I was a reading tutor for adults right after I retired. My first client – Shamreen – was a 55-year old woman from Bangladesh. She spoke no English at all, even though she and her family had been in the US for over a decade.
Using first grade readers and Richard Scary picture books, we muddled through pronunciation and word rhythms and practice, practice, practice. After a couple of weeks she asked if I would teach her how to order a meal at McDonalds, a desire that she evidently had on her mind for a long time.
After a few weeks of practice she went out to dinner with her family and without hesitation (according to her husband’s retelling) she marched to the counter and said ‘I want a cheeseburger, french fries and a soda.’

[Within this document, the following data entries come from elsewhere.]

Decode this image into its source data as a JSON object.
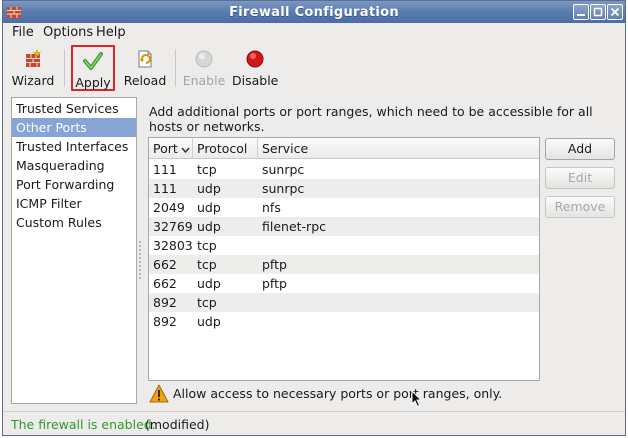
{
  "window": {
    "title": "Firewall Configuration"
  },
  "menu": {
    "items": [
      "File",
      "Options",
      "Help"
    ]
  },
  "toolbar": {
    "items": [
      {
        "label": "Wizard",
        "icon": "wizard-icon",
        "enabled": true
      },
      {
        "label": "Apply",
        "icon": "check-icon",
        "enabled": true,
        "highlighted": true
      },
      {
        "label": "Reload",
        "icon": "reload-icon",
        "enabled": true
      },
      {
        "label": "Enable",
        "icon": "enable-icon",
        "enabled": false
      },
      {
        "label": "Disable",
        "icon": "disable-icon",
        "enabled": true
      }
    ]
  },
  "sidebar": {
    "items": [
      {
        "label": "Trusted Services"
      },
      {
        "label": "Other Ports",
        "selected": true
      },
      {
        "label": "Trusted Interfaces"
      },
      {
        "label": "Masquerading"
      },
      {
        "label": "Port Forwarding"
      },
      {
        "label": "ICMP Filter"
      },
      {
        "label": "Custom Rules"
      }
    ]
  },
  "main": {
    "description": "Add additional ports or port ranges, which need to be accessible for all hosts or networks.",
    "table": {
      "headers": [
        "Port",
        "Protocol",
        "Service"
      ],
      "sorted_column": "Port",
      "rows": [
        [
          "111",
          "tcp",
          "sunrpc"
        ],
        [
          "111",
          "udp",
          "sunrpc"
        ],
        [
          "2049",
          "udp",
          "nfs"
        ],
        [
          "32769",
          "udp",
          "filenet-rpc"
        ],
        [
          "32803",
          "tcp",
          ""
        ],
        [
          "662",
          "tcp",
          "pftp"
        ],
        [
          "662",
          "udp",
          "pftp"
        ],
        [
          "892",
          "tcp",
          ""
        ],
        [
          "892",
          "udp",
          ""
        ]
      ]
    },
    "buttons": {
      "add": "Add",
      "edit": "Edit",
      "remove": "Remove"
    },
    "hint": "Allow access to necessary ports or port ranges, only."
  },
  "status": {
    "state": "The firewall is enabled.",
    "modified": "(modified)"
  },
  "colors": {
    "titlebar": "#5a7bae",
    "selection": "#86a4d5",
    "status_ok": "#2e9a2e",
    "highlight_border": "#d9262a"
  }
}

It was a victory of great magnitude for this sweet woman. It took a lot for her to decide to learn, to come to weekly classes, to struggle through what her children were already doing fluently. I learned through her that humility and its partner, courage, are key components to learning.
Remembering that look of joy on Shamreen’s face, made the following story come to life as if I was sitting in their classroom.
In the village of Phangne in western India, there are 28 women, all over the age of 60, attending the aajibaichi shala, the first “school for grandmothers,” to learn to read. Every day, between 2pm and 4pm, the aajis, or grandmothers, meet in a bamboo hut, dressed in pink saris (their school uniform), carrying schoolbags.
‘Listen’ to the passion in their words [my comments inserted]…
None of us went to school. We were poor. I was never allowed to. If I went to school, who would bring water from the well, or make cow dung cakes [for fuel] or wash the family’s clothes? [Priorities of poverty.]
Who knows, if we’d been given the chance to study when we were children, we may all have become doctors. [Such belief in their own potential, if given a chance! Love.]
When I meet God, I should at least be able to sign my name. [My personal favorite!]
There are 273 million people who are illiterate in India today. Since most literacy initiatives target the young, this grassroots initiative is all the more exciting – this group of grandmothers who courageously stepped out of the status quo and are pursuing education for the first time in their lives.
In the words of one of these students…
As long as I live, I want to learn.
Hats off to these aajis for never, ever giving up on this! Go Grannies, Go!
Read more about lifelong learning here.